▶ WHAT THE TASK REQUIRES
Exactness is required. Restate every entry as written.

▶ DATA SUPPLIED
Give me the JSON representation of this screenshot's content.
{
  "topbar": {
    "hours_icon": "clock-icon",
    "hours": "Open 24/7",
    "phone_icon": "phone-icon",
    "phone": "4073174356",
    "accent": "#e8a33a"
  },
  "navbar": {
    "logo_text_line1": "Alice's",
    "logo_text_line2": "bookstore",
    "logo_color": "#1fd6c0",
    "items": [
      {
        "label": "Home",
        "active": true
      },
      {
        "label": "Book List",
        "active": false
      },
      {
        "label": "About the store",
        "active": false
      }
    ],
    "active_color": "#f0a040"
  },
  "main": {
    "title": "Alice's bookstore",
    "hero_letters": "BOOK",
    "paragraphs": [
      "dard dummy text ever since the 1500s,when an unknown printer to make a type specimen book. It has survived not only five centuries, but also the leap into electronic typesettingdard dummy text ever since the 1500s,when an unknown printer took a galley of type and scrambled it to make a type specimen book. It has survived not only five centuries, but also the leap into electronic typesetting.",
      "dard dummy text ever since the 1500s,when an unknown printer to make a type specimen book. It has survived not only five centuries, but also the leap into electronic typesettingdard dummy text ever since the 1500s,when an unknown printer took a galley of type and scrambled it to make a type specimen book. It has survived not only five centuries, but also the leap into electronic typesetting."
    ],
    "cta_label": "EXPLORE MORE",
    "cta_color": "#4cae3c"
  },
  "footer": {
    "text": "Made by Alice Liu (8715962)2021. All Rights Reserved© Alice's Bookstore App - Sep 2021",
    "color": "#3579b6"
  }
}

▶ ANSWER
Give me the JSON representation of this screenshot's content.
{
  "topbar": {
    "hours_icon": "clock-icon",
    "hours": "Open 24/7",
    "phone_icon": "phone-icon",
    "phone": "4073174356",
    "accent": "#e8a33a"
  },
  "navbar": {
    "logo_text_line1": "Alice's",
    "logo_text_line2": "bookstore",
    "logo_color": "#1fd6c0",
    "items": [
      {
        "label": "Home",
        "active": true
      },
      {
        "label": "Book List",
        "active": false
      },
      {
        "label": "About the store",
        "active": false
      }
    ],
    "active_color": "#f0a040"
  },
  "main": {
    "title": "Alice's bookstore",
    "hero_letters": "BOOK",
    "paragraphs": [
      "dard dummy text ever since the 1500s,when an unknown printer to make a type specimen book. It has survived not only five centuries, but also the leap into electronic typesettingdard dummy text ever since the 1500s,when an unknown printer took a galley of type and scrambled it to make a type specimen book. It has survived not only five centuries, but also the leap into electronic typesetting.",
      "dard dummy text ever since the 1500s,when an unknown printer to make a type specimen book. It has survived not only five centuries, but also the leap into electronic typesettingdard dummy text ever since the 1500s,when an unknown printer took a galley of type and scrambled it to make a type specimen book. It has survived not only five centuries, but also the leap into electronic typesetting."
    ],
    "cta_label": "EXPLORE MORE",
    "cta_color": "#4cae3c"
  },
  "footer": {
    "text": "Made by Alice Liu (8715962)2021. All Rights Reserved© Alice's Bookstore App - Sep 2021",
    "color": "#3579b6"
  }
}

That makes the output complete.